« Reply #6 on: January 17, 2024, 07:48:12 PM »
Okay. That one looks hand-forged to me, but when was it made and how do we know? How do we know if it was made here in the US, and not brought over by an immigrant much later? Are we sure it is a belt axe and not a really worn down Kent pattern carpenter's hatchet that was re-steeled multiple times (that bend in the blade makes me wonder if it was made or altered for use as a hewing hatchet)? Has anyone ever seen an an axe of this pattern that can be demonstrated to have been used along the frontier?

It is a nice axe regardless of the answers, don't get me wrong. I'm just asking what do we actually know, and what are we assuming as true?

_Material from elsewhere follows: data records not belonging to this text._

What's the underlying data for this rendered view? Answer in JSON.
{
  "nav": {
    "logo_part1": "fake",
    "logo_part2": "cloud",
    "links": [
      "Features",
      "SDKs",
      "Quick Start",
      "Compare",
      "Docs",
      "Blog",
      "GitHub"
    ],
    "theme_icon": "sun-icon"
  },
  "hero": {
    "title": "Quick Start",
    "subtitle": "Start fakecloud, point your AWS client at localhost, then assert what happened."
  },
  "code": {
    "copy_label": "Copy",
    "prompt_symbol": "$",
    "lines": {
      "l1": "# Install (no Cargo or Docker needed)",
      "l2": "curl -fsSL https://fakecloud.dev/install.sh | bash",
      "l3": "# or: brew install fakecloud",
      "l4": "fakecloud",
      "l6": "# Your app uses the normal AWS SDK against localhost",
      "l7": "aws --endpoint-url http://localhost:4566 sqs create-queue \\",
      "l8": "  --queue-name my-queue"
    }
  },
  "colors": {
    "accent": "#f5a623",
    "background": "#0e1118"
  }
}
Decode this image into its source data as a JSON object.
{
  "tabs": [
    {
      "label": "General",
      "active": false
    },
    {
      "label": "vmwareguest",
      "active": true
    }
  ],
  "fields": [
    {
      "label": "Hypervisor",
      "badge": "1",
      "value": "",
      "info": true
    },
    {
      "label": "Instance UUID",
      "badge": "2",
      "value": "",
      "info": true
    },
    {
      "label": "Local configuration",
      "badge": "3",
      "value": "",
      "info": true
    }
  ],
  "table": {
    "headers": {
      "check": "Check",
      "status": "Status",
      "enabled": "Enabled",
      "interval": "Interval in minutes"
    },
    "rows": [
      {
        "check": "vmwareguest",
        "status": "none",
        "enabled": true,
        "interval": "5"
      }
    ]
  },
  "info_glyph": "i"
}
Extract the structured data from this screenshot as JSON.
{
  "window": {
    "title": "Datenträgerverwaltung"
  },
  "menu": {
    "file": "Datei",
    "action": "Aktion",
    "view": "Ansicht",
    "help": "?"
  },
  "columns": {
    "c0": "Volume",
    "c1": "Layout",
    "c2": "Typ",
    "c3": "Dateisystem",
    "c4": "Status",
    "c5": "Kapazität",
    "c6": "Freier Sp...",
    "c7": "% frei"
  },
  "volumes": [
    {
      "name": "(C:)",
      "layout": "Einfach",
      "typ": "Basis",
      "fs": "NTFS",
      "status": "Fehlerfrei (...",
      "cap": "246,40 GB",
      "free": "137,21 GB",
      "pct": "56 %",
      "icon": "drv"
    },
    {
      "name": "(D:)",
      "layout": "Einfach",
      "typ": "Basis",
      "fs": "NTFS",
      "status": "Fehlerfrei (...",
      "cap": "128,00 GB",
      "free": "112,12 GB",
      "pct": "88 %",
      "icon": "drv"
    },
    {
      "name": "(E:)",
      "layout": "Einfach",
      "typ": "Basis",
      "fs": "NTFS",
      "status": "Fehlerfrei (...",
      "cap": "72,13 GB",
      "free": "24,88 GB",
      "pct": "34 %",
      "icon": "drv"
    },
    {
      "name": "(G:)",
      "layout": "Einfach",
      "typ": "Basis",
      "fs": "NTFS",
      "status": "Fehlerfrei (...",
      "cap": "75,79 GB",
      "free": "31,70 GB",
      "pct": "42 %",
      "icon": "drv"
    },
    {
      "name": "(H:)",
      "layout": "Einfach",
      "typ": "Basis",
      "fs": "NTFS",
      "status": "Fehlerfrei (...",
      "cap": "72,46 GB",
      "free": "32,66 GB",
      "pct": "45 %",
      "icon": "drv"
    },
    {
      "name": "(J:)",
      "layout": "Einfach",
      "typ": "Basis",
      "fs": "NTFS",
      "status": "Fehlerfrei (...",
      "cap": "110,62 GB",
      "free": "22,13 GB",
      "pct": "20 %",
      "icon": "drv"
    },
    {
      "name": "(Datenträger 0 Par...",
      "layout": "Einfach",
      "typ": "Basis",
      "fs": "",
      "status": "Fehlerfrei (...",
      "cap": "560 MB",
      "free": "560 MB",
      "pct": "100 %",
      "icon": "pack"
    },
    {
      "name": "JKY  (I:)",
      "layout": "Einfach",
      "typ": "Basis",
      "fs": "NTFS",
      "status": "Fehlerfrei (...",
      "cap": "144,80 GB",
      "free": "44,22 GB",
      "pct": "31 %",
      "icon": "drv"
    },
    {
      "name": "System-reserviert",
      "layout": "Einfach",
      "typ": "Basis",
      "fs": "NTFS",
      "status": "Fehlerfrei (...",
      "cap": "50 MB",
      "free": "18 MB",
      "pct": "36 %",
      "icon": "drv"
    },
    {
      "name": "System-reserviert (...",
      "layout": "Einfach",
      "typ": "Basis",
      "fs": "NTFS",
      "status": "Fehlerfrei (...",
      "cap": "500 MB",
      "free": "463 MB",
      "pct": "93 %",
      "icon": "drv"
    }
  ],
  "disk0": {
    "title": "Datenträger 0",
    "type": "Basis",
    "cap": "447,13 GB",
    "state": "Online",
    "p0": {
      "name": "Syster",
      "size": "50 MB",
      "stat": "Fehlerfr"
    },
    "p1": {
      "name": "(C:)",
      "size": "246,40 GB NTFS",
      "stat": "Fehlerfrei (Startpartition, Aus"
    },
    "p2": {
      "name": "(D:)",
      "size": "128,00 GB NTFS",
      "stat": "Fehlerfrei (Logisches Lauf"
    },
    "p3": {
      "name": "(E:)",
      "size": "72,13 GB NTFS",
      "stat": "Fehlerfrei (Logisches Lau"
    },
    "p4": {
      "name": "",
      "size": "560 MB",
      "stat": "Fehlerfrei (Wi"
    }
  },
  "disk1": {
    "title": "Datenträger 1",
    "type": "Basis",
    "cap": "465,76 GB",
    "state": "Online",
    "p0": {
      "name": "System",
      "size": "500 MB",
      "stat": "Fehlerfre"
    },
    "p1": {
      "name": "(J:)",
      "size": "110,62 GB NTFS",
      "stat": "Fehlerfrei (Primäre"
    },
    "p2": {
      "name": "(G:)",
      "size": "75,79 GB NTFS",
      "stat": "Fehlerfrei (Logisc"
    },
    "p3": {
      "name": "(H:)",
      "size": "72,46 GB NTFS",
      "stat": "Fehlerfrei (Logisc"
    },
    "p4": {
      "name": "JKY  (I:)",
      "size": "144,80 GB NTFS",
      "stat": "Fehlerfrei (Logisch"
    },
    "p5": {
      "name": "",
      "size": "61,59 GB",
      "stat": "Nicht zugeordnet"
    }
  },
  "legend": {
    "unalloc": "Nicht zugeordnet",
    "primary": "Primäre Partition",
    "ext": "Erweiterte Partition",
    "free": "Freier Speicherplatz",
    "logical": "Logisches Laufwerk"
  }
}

A man can never have too much red wine, too many books, or too much ammunition -  Rudyard Kipling